Problem details »
Check each line of the entries below for the word "screenshot", and copy the lines that have it.

Study material »
== Segment start ==
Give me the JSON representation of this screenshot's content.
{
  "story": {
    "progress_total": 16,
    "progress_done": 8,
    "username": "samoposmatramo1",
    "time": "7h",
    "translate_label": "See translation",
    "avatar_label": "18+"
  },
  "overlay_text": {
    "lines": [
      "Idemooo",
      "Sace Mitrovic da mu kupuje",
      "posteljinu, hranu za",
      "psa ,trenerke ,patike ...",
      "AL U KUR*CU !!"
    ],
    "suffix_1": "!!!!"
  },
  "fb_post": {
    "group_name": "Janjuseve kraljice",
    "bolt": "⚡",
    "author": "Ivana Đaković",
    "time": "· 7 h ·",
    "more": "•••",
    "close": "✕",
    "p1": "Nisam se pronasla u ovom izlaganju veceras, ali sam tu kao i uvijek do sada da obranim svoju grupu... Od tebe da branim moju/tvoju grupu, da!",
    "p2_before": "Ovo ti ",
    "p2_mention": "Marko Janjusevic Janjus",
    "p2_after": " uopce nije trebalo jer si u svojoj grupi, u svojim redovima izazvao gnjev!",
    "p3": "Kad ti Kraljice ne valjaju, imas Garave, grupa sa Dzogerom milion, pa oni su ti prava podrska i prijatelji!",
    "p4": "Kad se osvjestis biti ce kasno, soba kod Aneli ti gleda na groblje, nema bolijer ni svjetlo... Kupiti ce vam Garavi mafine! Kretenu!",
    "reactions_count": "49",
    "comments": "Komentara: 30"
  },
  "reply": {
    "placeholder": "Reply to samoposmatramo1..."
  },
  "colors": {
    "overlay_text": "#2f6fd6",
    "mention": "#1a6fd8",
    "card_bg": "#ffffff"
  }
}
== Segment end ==
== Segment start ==
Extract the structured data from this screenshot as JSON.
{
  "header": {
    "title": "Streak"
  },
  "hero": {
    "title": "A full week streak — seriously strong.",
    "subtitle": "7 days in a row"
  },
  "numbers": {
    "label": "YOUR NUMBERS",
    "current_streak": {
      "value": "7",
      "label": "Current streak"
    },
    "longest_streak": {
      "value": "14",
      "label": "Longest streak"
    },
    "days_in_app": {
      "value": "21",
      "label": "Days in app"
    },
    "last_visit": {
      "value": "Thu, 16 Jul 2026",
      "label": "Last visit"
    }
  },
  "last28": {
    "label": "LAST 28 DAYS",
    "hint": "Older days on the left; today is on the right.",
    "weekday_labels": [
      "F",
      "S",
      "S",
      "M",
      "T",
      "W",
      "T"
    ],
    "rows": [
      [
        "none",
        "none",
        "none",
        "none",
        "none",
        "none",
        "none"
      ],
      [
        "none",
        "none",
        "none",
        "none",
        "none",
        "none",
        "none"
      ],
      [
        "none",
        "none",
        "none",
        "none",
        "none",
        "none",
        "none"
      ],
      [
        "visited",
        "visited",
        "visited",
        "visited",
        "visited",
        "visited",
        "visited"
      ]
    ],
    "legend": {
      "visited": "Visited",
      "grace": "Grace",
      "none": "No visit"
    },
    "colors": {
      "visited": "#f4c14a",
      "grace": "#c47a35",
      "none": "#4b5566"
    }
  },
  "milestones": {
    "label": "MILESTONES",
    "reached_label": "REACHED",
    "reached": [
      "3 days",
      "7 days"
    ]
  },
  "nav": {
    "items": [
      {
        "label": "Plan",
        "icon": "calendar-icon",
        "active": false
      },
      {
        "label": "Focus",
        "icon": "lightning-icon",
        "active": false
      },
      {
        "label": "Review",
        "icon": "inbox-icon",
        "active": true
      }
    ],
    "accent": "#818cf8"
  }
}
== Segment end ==
Written response »
Give me the JSON representation of this screenshot's content.
Extract the structured data from this screenshot as JSON.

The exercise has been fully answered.